Portrait of America Road Tour to Exhibit at Southwest Community Center and Carousel Center
WHAT: The 2010 Census Portrait of America Road Tour will be making two stops in Syracuse to encourage members of the community to complete and return the census form this
March. The stop is part of a cross-country Road Tour in which participants will learn about the 2010 Census and the positive impact their participation can have on the local community. Census data are used to apportion seats in Congress, and directly affect how more than $400 billion per year in federal funding is distributed to state, local and tribal governments.
"Democracy" is one of 13 vehicles that the U.S. Census Bureau is deploying across the nation as part of its Portrait of America Road Tour.
EVENT DETAILS: Friday, Jan. 15, from 2 to 5 p.m.
Southwest Community Center, 401 South Avenue, Syracuse,
Saturday, Jan. 16,from noon to 4 p.m.
Carousel Center (near Brookstone), 9090 Carousel Center Drive, Syracuse
Patrons can stop by the 2010 Census Portrait of America Road Tour to:
Learn about the 2010 Census and understand the benefits a complete count can bring
to communities everywhere.
View a sample 2010 Census form and learn how the collected information is used.
Contribute stories and photos to the Portrait of America project to explain why "I count!"
and view messages from other road tour participants.
ABOUT THE 2010 CENSUS:
Southwest Community Center
Mr. Khalid Bey, Regional Coordinator, NY State Senate
Jesse Dowdell, Executive Director of the Southwest Community Center
Stephanie Miner, Mayor of Syracuse
Jos (c) A. Rios, U.S. Census Bureau Media Specialist
The 2010 Census is a count of everyone living in the United States and is mandated by the U.S. Constitution. Census data are used to distribute congressional seats to states, to distribute more than $400 billion in federal funds to local, state and tribal governments each

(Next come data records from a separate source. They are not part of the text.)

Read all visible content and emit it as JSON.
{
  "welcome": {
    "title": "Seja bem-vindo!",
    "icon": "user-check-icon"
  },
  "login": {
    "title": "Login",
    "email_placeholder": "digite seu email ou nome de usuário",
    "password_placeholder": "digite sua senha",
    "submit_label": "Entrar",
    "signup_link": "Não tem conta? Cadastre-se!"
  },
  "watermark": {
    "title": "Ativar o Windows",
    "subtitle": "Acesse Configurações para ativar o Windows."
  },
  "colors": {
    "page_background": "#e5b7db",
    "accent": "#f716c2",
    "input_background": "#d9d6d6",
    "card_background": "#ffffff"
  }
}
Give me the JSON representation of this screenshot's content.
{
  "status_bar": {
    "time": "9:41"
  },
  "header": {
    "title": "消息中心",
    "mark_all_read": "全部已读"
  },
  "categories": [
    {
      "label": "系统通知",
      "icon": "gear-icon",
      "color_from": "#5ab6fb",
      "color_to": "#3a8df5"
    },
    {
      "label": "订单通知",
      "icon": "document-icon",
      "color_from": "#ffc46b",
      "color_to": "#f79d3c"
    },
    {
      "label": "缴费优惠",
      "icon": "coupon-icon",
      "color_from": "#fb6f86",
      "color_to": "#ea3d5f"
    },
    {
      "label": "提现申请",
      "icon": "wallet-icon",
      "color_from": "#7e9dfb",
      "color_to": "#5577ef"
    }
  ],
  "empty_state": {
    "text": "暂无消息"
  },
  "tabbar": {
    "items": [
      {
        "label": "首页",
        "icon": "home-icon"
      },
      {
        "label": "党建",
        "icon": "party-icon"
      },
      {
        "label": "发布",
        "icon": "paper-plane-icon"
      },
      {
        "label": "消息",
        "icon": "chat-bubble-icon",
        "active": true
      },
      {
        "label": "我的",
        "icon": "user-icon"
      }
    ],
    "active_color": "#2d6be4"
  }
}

year, and to make decisions about what community services to provide. The 2010 Census form will be one of the shortest in U.S. history and consists of just 10 questions, taking about 10 minutes to complete. Strict confidentiality laws protect the respondents and the
information they provide.